Golden Age – Part 2 by Noreen Wainwright
In my last posting, I mentioned the unreliable narrator crime novel and how popular this sub-genre has become. But, if we look at the decades since the golden age we can see many strands in the development of the crime novel. Women have been more than well-represented in this area of fiction-writing – it would take a whole new article to explore the reasons for this but a couple of possible explanations do emerge.
Virginia Woolf said that a woman must have money and a room of her own if she wants to write. The truth of this sentiment is reflected in the fact that the woman who wrote crime novels in the inter-war period tended to be of the middle-classes. If you think about the limitations put on women’s lives at this time– not being paid the same as men for doing equivalent work; having to leave their job on marriage, as was the case in several of the professions – you can see that for those lucky enough to have a talent for crime fiction, writing conferred power, autonomy and for the successful, economic independence. You could also do it at home – provided you had a room of your own, of course.
The position of woman in society undoubtedly improved as a result of WW2 – though at a terrible cost. The work, often dangerous and dirty undertaken by women during the war, changed their own expectations, and to an extent, what they were permitted to do in the workplace. Women had after all, worked on the land, in mechanics, driving, flying and intelligence. This big step forward, together with the civil rights movement in the US contributed to women demanding equality, to the rise of the Women’s Liberation Movement and this was reflected in some of the developments in crime fiction.
Many readers may have been thrilled at the exploits of V.I, Warshawski, for instance. Young women readers now had female role models who were tough and independent. In the UK, writers such as Ruth Rendell and PD James used the genre to explore darker more complex issues than the previous generation of crime writers had entered. Another specialty – that of the forensic thriller emerged, typified by writers like Patricia Cornwell, who often had direct experience of working in the scientific side of crime.
But, still some of us return to the golden age in between our usual reads. We may do it for comfort, familiarity or some sort of nostalgia fix.
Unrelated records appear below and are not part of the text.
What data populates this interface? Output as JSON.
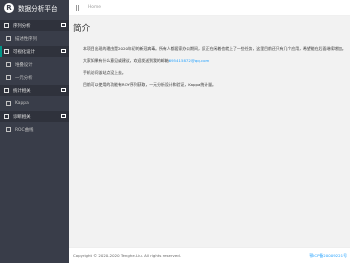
{
  "brand": {
    "logo_letter": "R",
    "title": "数据分析平台"
  },
  "sidebar": {
    "groups": [
      {
        "label": "序列分析",
        "items": [
          {
            "label": "描述性序列"
          }
        ]
      },
      {
        "label": "可视化设计",
        "items": [
          {
            "label": "堆叠设计"
          },
          {
            "label": "一元分析"
          }
        ]
      },
      {
        "label": "统计相关",
        "items": [
          {
            "label": "Kappa"
          }
        ]
      },
      {
        "label": "诊断相关",
        "items": [
          {
            "label": "ROC曲线"
          }
        ]
      }
    ]
  },
  "header": {
    "breadcrumb": "Home"
  },
  "main": {
    "title": "简介",
    "paragraphs": {
      "p1": "本项目出现的理由是2020年初的新冠病毒。所有人都居家办公期间，反正在闲着也就上了一些任务，这里目前还只有几个应用，希望能在后面继续增加。",
      "p2_prefix": "大家如果有什么意见或建议，欢迎发送到我的邮箱",
      "p2_email": "695415872@qq.com",
      "p3": "手机访问该站点没上去。",
      "p4": "目前可以使用的功能有ROY序列获取，一元分析设计和验证，Kappa统计量。"
    }
  },
  "footer": {
    "copyright": "Copyright © 2020-2020 Tenghe.Liu. All rights reserved.",
    "icp": "鄂ICP备20009221号"
  }
}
I know of several people who discovered the joys of reading by racing through all the Christie novels in their teens. Apart from, the plethora of TV and film adaptation and updates, the books still sell very well in many countries.
There are, of course, critics of the inter-war crime novel. Indeed, they were criticised at the time for being thin in content, stuffed full of stereotypes, little more than a puzzle. These may be all valid arguments, but maybe the critics also miss the point. The person who picked up one of these novels at the time was possibly well aware that he wasn’t reading Dostoevesky. The reader of the crime novel wanted something to take him away from reality, not reinforce it. We don’t always want to wrestle with the big questions. It is a distinct world that we enter when we read a crime novel and it has its own rules. Indeed, S.S. Van Dine, in 1928, went so far as to develop 20 Rules for Detective Fiction. In the world of crime fiction, the writer and the reader entered a pact. There was a sort of game afoot. Both sides knew the rules and crime writers took up the challenge to deliver a corker of a puzzle. In her autobiography, Agatha Christie recalls that she wrote her first mystery novel: The Mysterious Affair in Styles, partly as a dare – her sister, Marjorie had challenged her to do so. Academics and people who were well known in other fields, such as Cecil Day Lewis, the poet, had an alter-ego as a detective writer Nicholas Blake.
When the modern reader approaches the golden age crime novel one of the first essentials is to be able to differentiate between what we find acceptable today and what was acceptable in the 1920s and 30s. In particular, attitudes to class and gender can jangle our sensibilities. Servants were usually disregarded and often portrayed as stupid. Men, in this era, think about woman – indeed women think about women in a way that makes us cringe today. It was quite a compliment for a woman to be told she “thought like a man.” I think this may be why some of the novels written in this era will not be re-released; some of the casual attitudes expressed would jar to the point where the story would be spoilt. However, a TV series at the moment is based on how humour and drama from as late as the 1970s makes a modern audience cringe and laugh – progress creeps up so subtly that we don’t notice it until we confront a novel or a TV show and turn away and say to someone, “we’ve come a long way.”
It may be that what has been identified as a weakness in the traditional crime novel – that it was all about the puzzle – is what it has allowed it to last and even be revived. Because the writer at the time was concentrating on delivering a clever story, he or she didn’t filter the background. So, we, almost by accident, get a fascinating insight into the social structure of an English village or an Oxford College or wherever it is the book is set. You don’t have to look beyond recent TV drama successes to see that there are times we all want to look back.
NOREEN WAINWRIGHT is Irish and now lives in the Staffordshire Moorlands with her husband, a dairy farmer. She works part-time as a mentor at Staffordshire University and the rest of her time is spent writing. Many of her articles and short stories have been published and she has co-written a non-fiction book.
She loves crime fiction, particularly that of the “golden age” and that is what she wants to recreate with Edith Horton’s world.